On Wednesday, NIH announced 12 recipients of grants to support research on incorporating DNA sequence information into electronic health records, FierceEMR reports.
The grants have been awarded as part of the third stage of the Electronic Medical Record and Genomics program. The program’s research aims to understand the genomic base of disease and design medical care to meet patients’ individual needs, as determined by their genomic differences (Durben Hirsch, Fierce EMR, 9/2).
With the latest round of grants, researchers are seeking to boost the clinical application of genomics research by identifying potential medical effects of rare genomic variants in about 100 clinically relevant genes (Walsh, Clinical Innovation & Technology , 9/2).
The grants will be administered by the National Human Genome Research Institute (FierceEMR, 9/2).
So far, two groups have received funding:
- About $8.5 million has been awarded to a group at Brigham and Women’s Hospital; and
- About $8.4 million has been awarded to Baylor College of Medicine.
Pending available funding, researchers at:
- Brigham and Women’s Hospital will receive about $3.8 million to determine whether rare and common traits in protein-coding regions of genomes are associated with cardiovascular, neuropsychiatric and immune-related conditions detailed in EHRs;
- Children’s Hospital of Philadelphia will receive about $3.6 million to gain a greater understanding of genetic causes of attention hyperactivity disorder, autism, epilepsy, intellectual disability and obesity, as well as investigate implications for patient care;
- Cincinnati Children’s Hospital will receive about $3.4 million to evaluate the role of genes in the genomes of patients who agree to receive their test results, which investigators will use to find causes of diseases included in EHRs;
- Columbia University will receive about $3.4 million to study a large multi-ethnic population to determine and study genes and genetic variants that add to increase risk of autoimmune disease, birth defects, breast cancer, chronic kidney disease, heart failure, liver disease, neurodevelopmental disorders and stroke;

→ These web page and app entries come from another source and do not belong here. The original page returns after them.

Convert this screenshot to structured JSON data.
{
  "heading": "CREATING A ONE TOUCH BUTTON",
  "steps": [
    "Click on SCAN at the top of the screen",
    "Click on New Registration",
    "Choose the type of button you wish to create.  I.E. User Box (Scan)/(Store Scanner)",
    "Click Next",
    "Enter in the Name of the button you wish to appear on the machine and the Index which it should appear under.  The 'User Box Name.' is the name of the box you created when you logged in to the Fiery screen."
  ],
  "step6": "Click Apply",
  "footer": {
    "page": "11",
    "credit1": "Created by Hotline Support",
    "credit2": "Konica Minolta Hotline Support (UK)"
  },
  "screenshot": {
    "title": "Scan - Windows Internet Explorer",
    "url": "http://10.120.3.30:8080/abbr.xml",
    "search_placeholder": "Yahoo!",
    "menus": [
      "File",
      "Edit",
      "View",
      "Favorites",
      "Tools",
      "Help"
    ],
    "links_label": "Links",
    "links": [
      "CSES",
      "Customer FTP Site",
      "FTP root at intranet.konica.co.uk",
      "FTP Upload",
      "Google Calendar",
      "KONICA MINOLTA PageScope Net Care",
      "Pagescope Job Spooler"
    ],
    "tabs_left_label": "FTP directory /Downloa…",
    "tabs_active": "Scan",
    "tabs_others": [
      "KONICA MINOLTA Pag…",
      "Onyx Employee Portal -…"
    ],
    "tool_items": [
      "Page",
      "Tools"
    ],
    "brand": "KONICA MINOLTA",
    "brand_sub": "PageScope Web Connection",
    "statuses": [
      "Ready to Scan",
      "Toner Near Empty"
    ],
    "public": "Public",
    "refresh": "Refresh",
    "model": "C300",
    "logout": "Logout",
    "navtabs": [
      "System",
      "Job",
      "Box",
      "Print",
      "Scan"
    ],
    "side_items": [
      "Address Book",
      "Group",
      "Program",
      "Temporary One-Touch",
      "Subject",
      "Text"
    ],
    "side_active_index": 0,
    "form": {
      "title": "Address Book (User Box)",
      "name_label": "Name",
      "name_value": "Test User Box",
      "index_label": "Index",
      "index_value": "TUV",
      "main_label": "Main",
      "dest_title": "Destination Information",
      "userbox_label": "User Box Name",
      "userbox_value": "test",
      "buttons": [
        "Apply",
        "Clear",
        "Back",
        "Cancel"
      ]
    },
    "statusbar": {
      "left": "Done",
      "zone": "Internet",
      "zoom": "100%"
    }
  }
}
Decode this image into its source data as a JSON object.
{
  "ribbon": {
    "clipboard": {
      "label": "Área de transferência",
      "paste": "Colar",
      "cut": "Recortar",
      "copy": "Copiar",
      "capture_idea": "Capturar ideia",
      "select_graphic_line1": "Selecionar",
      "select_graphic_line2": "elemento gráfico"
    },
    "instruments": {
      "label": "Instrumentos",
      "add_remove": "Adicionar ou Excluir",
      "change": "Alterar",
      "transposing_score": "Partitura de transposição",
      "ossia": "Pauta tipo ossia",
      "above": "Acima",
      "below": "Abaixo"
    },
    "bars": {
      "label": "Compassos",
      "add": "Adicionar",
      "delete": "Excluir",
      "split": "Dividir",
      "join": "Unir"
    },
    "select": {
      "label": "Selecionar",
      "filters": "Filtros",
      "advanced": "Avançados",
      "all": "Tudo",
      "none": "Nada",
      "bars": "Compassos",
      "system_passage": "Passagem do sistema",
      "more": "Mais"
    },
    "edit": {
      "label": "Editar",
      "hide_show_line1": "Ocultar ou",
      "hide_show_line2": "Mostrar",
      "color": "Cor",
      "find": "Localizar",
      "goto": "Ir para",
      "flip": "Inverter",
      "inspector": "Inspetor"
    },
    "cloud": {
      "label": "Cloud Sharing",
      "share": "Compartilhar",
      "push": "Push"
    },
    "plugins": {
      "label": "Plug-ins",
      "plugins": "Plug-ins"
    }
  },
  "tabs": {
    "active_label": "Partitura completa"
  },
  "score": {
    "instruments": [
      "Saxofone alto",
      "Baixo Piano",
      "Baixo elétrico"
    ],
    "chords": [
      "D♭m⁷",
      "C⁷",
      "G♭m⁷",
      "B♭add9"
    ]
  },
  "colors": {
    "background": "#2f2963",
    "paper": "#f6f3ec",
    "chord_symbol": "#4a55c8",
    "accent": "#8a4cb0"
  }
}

- Geisinger Health System will receive about $3.5 million to combine EHR information about hypercholesterolemia and chronic rhinosinusitis, as well as examine and test approaches to discussing familiar hypercholesterolemia genomic sequencing results with patients and families;
- Group Health Research Institute/University of Washington, Seattle, will receive about $3.4 million to study preventable diseases and conditions, such as inherited forms of colorectal cancer, high triglycerides and high neutrophil count;
- Mayo Clinic will receive about $3.4 million to explore the underlying genetics of familiar colorectal cancer and familiar hypercholesterolemia as well as examine economic, behavioral and psychological effects of sharing with patients information about which genomic variants are most likely to contribute to these disorders;
- Northwestern University will receive about $3.3 million to determine associations between rare variants in genes collected in earlier studies and share information that could be medically useful to patients and physicians to determine its use and effect on individual patient care;
- Vanderbilt University School of Medicine will receive about $3.4 million for research efforts relating to genomic information and human health and drug responses; and
- Vanderbilt University School of Medicine — under another principal investigator — will receive about $4.2 million to create a coordinating center for data-sharing and genomic quality control (NIH release, 9/2).